Thanks again!


2009/11/21 Roger Macy <macyroger at yahoo.co.uk<mailto:macyroger at yahoo.co.uk>>
Welcome, Amanda,
I expect you are aware of the film by LU Chuan, Nanjing, Nanjing! that I mentioned recently in a posting about the London Film Festival, but you might want to consider whether to include the new film by Florian GALLENBERGER, John Rabe.  I have a ticket for the screening in London on 3rd December.  Unfortunately the blurbs for that festival only give plot details without mentioning the filmmaking, but I know it has German, Japanese and Chinese actors, with dialogue in those languages and location shooting in Shanghai.  I suggest you contact the Goethe-Institut in Tokyo and ask them about a screening, which might interest some other list-members.
The extent to which depictions from various countries are screened, or not, in their 'other' is, of course, highly relevant to an international medium and industry.  I asked at the panel in Tokyo this year on Lust, Caution, what the reception history of that film was in Japan, but no one had an answer.
Unfortunately, the literature that I have seems to cover depictions prior to 2000, so I will look at other postings with interest.
best wishes,
----- Original Message -----
From: AD Weiss<mailto:amandadweiss at gmail.com>
To: kinejapan at lists.acs.ohio-state.edu<mailto:kinejapan at lists.acs.ohio-state.edu>
Sent: Saturday, November 21, 2009 9:40 AM
Subject: Self-Introduction
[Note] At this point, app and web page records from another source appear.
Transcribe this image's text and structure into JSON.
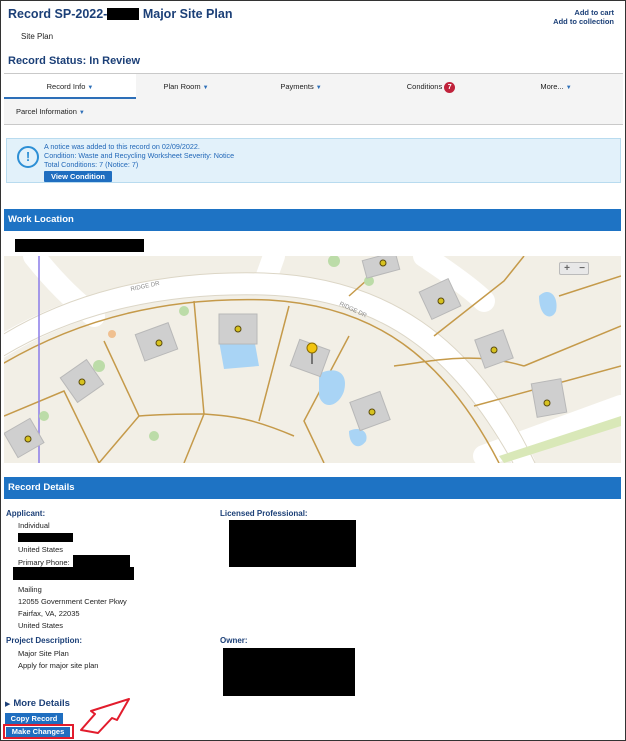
{
  "header": {
    "record_prefix": "Record SP-2022-",
    "record_suffix": "Major Site Plan",
    "add_to_cart": "Add to cart",
    "add_to_collection": "Add to collection",
    "record_type": "Site Plan",
    "status": "Record Status: In Review"
  },
  "tabs": {
    "record_info": "Record Info",
    "plan_room": "Plan Room",
    "payments": "Payments",
    "conditions": "Conditions",
    "conditions_count": "7",
    "more": "More...",
    "parcel_information": "Parcel Information"
  },
  "notice": {
    "line1": "A notice was added to this record on 02/09/2022.",
    "line2": "Condition: Waste and Recycling Worksheet   Severity: Notice",
    "line3": "Total Conditions: 7  (Notice: 7)",
    "button": "View Condition"
  },
  "work_location": {
    "title": "Work Location",
    "map_labels": [
      "RIDGE DR",
      "RIDGE DR"
    ],
    "zoom_in": "+",
    "zoom_out": "−"
  },
  "record_details": {
    "title": "Record Details",
    "applicant_label": "Applicant:",
    "applicant_type": "Individual",
    "applicant_country": "United States",
    "primary_phone_label": "Primary Phone:",
    "mailing_label": "Mailing",
    "mailing_street": "12055 Government Center Pkwy",
    "mailing_city": "Fairfax, VA, 22035",
    "mailing_country": "United States",
    "licensed_professional_label": "Licensed Professional:",
    "project_description_label": "Project Description:",
    "project_line1": "Major Site Plan",
    "project_line2": "Apply for major site plan",
    "owner_label": "Owner:"
  },
  "actions": {
    "more_details": "More Details",
    "copy_record": "Copy Record",
    "make_changes": "Make Changes"
  },
  "colors": {
    "brand_blue": "#1e73c4",
    "title_navy": "#1b3f77",
    "badge_red": "#c0223b",
    "highlight_red": "#e21c2c"
  }
}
Amanda Weiss

Institutional affiliation or job:
PhD candidate, University of Tokyo

City and country:
Tokyo, Japan

Research projects or publications:
Currently researching Sino-Japanese memory/representations of WWII, focusing on how Chinese and Japanese films post-2000 have represented the Japanese in China.

Interests with regard to Japanese film and moving image media:
I would like to hear about Japanese films--I am new to Japanese studies, having spent the majority of my research up until this point on Chinese cinema.
Any recommendations on books and recent (after 2000) Japanese films/TV shows related to Japanese in China (or even other Pacific countries) during WWII-era would be appreciated.

This message has been scanned by Postini anti-virus software.

More information about the KineJapan mailing list